Trashed!? Vitriolic? This I had to see. Breathless, I searched for Beeson’s review of Funny Girl. What I turned up, though, wasn’t the belligerent tirade I’d expected, but a thoughtful, well-supported critique. It seemed to me that he honestly wanted the show to succeed.
“For one shining moment … I kept saying to myself: ‘It’s happening! The show’s gonna soar now!,’ desperately wanting it to happen. But it never did,”
It seemed to me Beeson respected the production enough to give it the same treatment as any in Los Angeles or his hometown of New York, inspecting each angle of the show and delivering his findings in an intelligent, engaging style. In the end, though, because his verdict was largely unfavorable, it was Beeson, not Funny Girl, who got trashed in vitriolic tones.

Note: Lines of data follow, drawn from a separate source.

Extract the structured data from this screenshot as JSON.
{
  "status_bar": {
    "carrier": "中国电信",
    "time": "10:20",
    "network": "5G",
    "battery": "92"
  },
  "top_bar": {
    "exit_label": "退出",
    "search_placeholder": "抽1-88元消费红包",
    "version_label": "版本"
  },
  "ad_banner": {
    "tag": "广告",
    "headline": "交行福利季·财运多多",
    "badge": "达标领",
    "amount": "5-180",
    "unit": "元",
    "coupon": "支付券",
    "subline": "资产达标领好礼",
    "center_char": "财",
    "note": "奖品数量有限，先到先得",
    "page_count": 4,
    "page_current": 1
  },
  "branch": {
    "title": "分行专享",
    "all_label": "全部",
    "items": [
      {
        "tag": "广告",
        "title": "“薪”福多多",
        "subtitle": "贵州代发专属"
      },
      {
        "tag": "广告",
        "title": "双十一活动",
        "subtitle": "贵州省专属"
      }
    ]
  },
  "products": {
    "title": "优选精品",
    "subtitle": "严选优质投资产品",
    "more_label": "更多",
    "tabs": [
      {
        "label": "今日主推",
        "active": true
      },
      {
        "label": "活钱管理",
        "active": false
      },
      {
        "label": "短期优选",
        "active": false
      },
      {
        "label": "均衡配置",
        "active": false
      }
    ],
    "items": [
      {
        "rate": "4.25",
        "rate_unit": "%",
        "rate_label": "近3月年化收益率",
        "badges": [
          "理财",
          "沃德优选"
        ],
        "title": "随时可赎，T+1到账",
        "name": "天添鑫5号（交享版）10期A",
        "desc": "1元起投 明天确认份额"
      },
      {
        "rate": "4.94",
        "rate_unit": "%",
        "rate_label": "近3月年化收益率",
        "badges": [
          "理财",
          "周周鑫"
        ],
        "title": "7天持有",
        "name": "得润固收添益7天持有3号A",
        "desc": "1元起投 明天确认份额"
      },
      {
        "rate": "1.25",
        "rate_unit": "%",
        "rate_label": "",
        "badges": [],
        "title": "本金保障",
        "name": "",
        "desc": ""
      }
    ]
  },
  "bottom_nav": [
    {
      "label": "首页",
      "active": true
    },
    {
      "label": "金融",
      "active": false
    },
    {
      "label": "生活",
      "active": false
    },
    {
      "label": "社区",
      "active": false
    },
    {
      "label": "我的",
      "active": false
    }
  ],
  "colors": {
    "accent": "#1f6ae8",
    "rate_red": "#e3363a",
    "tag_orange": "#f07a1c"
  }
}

I heard he was banned from the Little Theatre at one point. Whether or not that’s true, I haven’t the faintest. I do believe his honesty improved the quality of local theater. And I know for a fact that that statue on the Little Theatre’s front lawn is a memorial to him.
That’s when I realized our reviews needed to be rawer, to shed a layer of politeness. Problem is, I’m the only one who writes them, and I’m too scared. So I’ve created an alternate personality to write some of my theater reviews. Her name is Eva Schwarzweiss. She is an aging, opinionated dame with a Teutonic brusqueness and a swooning love of good theater. Where Anna’s writing is floppy, flowery, and docile, Eva’s will be sharp and succinct and true. Not that I created her to be mean-spirited—never! It’s just that our theater community is so little, and I know a lot of the people in it, and my problems writing analytically often arise from feeling too close to the subject. Eva is a way to create distance, to be honest, to start afresh.
A viable critique of critics says they cannot act worth anything and thus resort to bitterly picking apart those who can. Maybe so, but at least I, too, can find truth in a role.
Arts Editor Anna Weltner can be reached at aweltner@newtimesslo. Try Eva at the same address.